Metal-detecting enthusiasts may be viewed with some jocularity by some members of the public, as they scour beaches and open ground hoping to unearth items of treasure of historic interest and worth. However, a man from Southampton who was fortunate enough to discover one of the largest ever collections of Anglo-Saxon coins to have been unearthed in Britain, will take all of that mirth in good humour after netting himself a cool £1.3 million for his efforts. Fifty-nine-year-old Paul Coleman's treasure trove went on public display this week at the British Museum situated in London.
Coleman described his lucky find as "pure fate" and that it felt a bit like "winning the pools", when he unearthed the historic artefacts during a dig just before Christmas last year in a field at Lenborough, near Aylsbury, Buckinghamshire.
The dig was an arranged event that he very nearly decided not to even attend, as he was weighing up whether it would be worth filling up his car to make the trip to the village from his home or not. He was very glad he did though, when he found a "sealed" lead container that included more than 5,200 silver coins dating back to the 11th century.
It represents the largest such find since the introduction in 1996 of the Treasure Act, legislation that requires treasure finders to report their bounty to the relevant authorities within 14 days. The treasure is viewed as the property of the Crown and so must be handed over.

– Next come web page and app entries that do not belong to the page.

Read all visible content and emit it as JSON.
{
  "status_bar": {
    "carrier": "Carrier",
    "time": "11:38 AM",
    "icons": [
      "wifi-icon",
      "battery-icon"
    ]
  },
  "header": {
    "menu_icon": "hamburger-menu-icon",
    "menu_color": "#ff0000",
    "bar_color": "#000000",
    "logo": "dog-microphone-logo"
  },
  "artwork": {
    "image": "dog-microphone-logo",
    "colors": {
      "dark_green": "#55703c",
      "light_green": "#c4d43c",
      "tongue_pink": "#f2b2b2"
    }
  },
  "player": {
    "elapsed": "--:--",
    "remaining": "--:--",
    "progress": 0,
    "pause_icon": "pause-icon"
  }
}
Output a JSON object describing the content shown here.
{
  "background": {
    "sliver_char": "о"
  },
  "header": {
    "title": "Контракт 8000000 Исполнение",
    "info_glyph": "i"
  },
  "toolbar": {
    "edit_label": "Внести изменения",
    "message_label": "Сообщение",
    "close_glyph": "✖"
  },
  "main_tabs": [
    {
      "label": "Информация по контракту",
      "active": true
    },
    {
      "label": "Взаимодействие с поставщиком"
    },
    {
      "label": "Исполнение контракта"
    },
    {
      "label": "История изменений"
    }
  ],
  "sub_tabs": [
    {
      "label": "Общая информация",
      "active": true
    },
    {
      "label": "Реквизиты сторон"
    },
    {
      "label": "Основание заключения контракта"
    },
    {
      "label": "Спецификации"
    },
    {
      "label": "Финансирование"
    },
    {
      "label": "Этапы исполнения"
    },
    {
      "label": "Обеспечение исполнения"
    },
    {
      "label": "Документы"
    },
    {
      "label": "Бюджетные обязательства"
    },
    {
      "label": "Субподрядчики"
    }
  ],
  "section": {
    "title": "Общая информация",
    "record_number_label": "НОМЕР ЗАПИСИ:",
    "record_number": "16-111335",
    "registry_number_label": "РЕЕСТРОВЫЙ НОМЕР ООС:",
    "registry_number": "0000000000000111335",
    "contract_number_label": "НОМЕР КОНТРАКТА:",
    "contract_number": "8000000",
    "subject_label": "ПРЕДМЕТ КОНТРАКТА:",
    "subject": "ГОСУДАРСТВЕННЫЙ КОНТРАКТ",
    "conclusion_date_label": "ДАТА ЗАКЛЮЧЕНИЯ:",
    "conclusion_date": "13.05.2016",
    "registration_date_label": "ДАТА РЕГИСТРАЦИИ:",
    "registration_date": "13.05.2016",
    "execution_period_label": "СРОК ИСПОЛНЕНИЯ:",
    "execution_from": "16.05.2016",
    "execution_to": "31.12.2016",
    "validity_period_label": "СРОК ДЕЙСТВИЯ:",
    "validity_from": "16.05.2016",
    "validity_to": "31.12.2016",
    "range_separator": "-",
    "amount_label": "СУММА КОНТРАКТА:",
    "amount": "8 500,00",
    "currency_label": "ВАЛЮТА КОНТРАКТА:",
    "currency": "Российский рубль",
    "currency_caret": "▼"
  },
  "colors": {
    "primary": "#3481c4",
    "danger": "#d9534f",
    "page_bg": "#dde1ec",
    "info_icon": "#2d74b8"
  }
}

It is believed to be the largest find of Saxon coins since 1840, when something in the region of 7,000 were dug up in Cuerdale, near Preston in Lancashire.
Coleman, a member of the Weekend Wanderers Metal Detecting Club, unearthed coins that included those originating from the times of the kings Ethelred the Unready and Canute the Great.
Although the find was extremely valuable and significant from a historic point of view, it was still some way behind the largest UK find of Anglo-Saxon treasure.
That was made in a field in Staffordshire in July 2009 and was valued at £3.285 million.